Risk scoring to guide antiplatelet therapy post-percutaneous coronary intervention for acute coronary syndrome results in improved clinical outcomes

    loading  Checking for direct PDF access through Ovid

Abstract

Aims

To use the Global Registry of Acute Coronary Events (GRACE) and Can Rapid risk stratification of Unstable angina patients Suppress ADverse outcomes with Early implementation of the ACC/AHA guidelines (CRUSADE) scores to risk stratify antiplatelet treatment post-acute coronary syndrome (ACS).

Methods and results

This was a prospective registry of 3374 patients undergoing percutaneous coronary intervention for ACS between 2013 and 2015 at a UK cardiac centre. Patients with either low GRACE or high CRUSADE risk scores were stratified either to clopidogrel therapy or ticagrelor was used. The primary endpoint was major adverse cardiac events (MACE) defined as death, non-fatal myocardial infarction, stroke, or target vessel revascularization with bleeding rates as a secondary outcome, assessed at a median follow-up of 1.8 years (interquartile range 0.8–3.4 years). A total of 1723 (51.1%) patients were risk stratified to either clopidogrel (n = 520) or ticagrelor treatment (n = 1203), with the remaining 1651 not risk scored and treated with clopidogrel therapy. Patients in the risk score stratified group were older than the control group otherwise the groups were similar. Over the follow-up period, a significant reduction in MACE rates between the patients’ risk score stratified and control (clopidogrel therapy) (13.7% vs. 19.7%, P < 0.0001) was seen [hazard ratio (HR) 0.61, 95% confidence interval (CI) 0.31–0.86]. This persisted after adjusting for baseline variables (HR 0.65, 95% CI 0.37–0.89) and propensity matching (HR = 0.63, 95% CI 0.27–0.93; P = 0.0015) No significant differences in the rate of major bleeding were seen between the groups (5.3% vs. 5.1%, P = 0.86). In the risk-stratified group, no difference in outcome (ischaemic/bleeding) was seen between clopidogrel and ticagrelor.

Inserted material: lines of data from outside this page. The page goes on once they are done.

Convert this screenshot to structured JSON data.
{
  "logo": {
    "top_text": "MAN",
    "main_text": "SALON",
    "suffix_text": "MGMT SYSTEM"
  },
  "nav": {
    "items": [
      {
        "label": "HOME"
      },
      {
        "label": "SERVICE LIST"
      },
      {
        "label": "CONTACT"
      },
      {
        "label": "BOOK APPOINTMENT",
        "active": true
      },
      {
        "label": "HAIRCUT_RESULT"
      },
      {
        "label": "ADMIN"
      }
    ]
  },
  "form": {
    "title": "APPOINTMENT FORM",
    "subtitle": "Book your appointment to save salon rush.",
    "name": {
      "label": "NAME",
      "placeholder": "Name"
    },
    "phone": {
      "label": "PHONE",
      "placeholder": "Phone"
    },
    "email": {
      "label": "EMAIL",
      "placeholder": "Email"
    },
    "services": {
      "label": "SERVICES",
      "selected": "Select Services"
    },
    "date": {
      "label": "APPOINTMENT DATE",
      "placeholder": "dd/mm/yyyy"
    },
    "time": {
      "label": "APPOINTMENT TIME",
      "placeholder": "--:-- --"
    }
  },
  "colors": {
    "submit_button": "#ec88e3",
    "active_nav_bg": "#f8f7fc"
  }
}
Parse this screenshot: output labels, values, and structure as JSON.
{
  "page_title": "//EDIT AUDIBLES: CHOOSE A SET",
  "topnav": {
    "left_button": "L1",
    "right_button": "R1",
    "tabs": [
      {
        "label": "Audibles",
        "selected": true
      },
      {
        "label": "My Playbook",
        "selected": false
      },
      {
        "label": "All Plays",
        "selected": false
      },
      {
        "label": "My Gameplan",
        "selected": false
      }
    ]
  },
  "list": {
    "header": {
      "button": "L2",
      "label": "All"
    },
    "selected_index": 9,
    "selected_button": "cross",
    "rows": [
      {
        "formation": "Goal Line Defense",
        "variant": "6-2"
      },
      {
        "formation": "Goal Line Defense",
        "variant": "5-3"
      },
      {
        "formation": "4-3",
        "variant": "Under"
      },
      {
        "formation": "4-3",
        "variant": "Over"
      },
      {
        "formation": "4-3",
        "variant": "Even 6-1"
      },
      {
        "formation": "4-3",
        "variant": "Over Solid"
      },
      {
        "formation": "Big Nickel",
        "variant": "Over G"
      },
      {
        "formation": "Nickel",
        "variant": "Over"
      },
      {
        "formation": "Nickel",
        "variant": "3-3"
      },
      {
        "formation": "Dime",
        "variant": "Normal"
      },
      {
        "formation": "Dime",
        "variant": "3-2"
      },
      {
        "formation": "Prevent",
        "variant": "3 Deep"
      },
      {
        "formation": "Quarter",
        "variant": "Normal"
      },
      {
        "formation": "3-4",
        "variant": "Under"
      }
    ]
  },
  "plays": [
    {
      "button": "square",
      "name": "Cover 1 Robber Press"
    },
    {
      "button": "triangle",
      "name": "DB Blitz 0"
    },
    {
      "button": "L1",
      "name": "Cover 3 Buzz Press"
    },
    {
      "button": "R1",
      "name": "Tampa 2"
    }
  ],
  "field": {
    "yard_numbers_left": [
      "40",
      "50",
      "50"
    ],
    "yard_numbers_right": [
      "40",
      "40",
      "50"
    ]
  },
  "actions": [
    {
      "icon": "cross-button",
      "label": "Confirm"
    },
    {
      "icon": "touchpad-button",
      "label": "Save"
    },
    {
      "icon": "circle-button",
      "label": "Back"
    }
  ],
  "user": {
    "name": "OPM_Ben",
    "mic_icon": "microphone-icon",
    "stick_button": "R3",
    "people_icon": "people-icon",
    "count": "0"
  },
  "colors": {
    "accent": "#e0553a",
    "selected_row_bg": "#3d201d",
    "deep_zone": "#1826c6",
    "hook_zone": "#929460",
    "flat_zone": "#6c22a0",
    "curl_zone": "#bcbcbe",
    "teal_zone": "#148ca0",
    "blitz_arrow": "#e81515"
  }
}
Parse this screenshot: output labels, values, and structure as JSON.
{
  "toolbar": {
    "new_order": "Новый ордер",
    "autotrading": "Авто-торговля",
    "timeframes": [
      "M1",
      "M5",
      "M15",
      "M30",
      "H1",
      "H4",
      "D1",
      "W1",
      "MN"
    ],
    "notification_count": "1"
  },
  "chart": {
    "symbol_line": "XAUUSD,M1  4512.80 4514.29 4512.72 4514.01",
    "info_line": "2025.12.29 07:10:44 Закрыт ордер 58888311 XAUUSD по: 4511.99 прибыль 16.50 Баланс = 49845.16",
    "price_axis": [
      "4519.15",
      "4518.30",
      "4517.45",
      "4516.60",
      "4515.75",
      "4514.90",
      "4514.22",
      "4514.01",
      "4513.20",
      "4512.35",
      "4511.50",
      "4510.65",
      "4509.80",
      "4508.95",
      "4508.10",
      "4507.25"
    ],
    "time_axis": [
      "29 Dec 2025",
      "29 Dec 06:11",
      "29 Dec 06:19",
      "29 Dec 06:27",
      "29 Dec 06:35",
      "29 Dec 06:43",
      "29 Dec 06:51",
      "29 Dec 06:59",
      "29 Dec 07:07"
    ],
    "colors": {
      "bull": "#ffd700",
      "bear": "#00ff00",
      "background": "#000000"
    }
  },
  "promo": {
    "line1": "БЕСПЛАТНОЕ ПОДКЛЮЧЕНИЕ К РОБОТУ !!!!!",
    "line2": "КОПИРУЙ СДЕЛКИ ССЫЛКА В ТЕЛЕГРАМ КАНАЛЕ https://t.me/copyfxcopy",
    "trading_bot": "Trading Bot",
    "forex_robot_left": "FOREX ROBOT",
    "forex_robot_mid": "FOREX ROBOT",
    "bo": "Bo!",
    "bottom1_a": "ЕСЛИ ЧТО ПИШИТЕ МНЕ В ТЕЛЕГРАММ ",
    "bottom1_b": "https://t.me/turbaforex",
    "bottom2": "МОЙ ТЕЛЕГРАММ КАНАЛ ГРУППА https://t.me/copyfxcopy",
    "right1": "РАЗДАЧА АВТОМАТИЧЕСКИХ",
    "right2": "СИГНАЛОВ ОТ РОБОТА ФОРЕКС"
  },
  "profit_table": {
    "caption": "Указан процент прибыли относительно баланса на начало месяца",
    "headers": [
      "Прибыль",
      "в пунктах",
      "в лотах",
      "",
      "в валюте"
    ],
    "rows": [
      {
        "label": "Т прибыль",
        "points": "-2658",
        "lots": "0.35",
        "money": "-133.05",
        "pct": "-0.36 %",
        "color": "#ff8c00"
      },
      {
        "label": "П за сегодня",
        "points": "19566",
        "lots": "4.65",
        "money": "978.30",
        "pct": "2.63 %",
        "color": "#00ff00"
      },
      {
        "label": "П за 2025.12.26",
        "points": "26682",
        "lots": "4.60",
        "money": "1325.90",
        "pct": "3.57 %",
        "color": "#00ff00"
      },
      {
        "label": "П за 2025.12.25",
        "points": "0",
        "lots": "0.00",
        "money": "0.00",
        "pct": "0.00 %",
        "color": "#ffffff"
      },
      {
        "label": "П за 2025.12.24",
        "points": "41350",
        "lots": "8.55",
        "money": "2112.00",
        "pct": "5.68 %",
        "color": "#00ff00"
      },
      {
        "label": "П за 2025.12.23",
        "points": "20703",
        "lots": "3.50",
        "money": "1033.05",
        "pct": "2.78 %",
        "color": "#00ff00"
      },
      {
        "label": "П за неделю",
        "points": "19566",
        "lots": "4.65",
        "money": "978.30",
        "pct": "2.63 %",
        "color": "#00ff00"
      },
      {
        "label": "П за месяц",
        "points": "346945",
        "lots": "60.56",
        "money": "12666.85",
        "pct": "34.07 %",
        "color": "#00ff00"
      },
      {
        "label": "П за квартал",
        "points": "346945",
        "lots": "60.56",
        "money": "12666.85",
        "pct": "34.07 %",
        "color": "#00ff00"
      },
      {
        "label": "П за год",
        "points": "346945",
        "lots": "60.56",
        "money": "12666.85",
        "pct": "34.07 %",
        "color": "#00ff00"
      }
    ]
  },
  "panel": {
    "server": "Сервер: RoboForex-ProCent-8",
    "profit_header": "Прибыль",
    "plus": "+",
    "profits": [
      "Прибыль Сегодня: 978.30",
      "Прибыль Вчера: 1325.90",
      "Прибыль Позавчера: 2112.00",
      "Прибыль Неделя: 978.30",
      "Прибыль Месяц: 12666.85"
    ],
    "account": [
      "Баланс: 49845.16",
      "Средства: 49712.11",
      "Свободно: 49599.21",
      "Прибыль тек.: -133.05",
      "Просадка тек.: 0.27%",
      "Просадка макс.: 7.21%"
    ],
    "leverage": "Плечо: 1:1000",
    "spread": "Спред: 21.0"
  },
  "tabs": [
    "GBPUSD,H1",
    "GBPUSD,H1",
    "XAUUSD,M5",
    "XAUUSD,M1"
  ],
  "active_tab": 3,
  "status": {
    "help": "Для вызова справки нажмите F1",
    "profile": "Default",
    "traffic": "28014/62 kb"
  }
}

Conclusion

Our registry data suggest that using appropriate risk scoring to guide antiplatelet therapy after ACS is safe and can result in improved clinical outcomes.

Related Topics

    loading  Loading Related Articles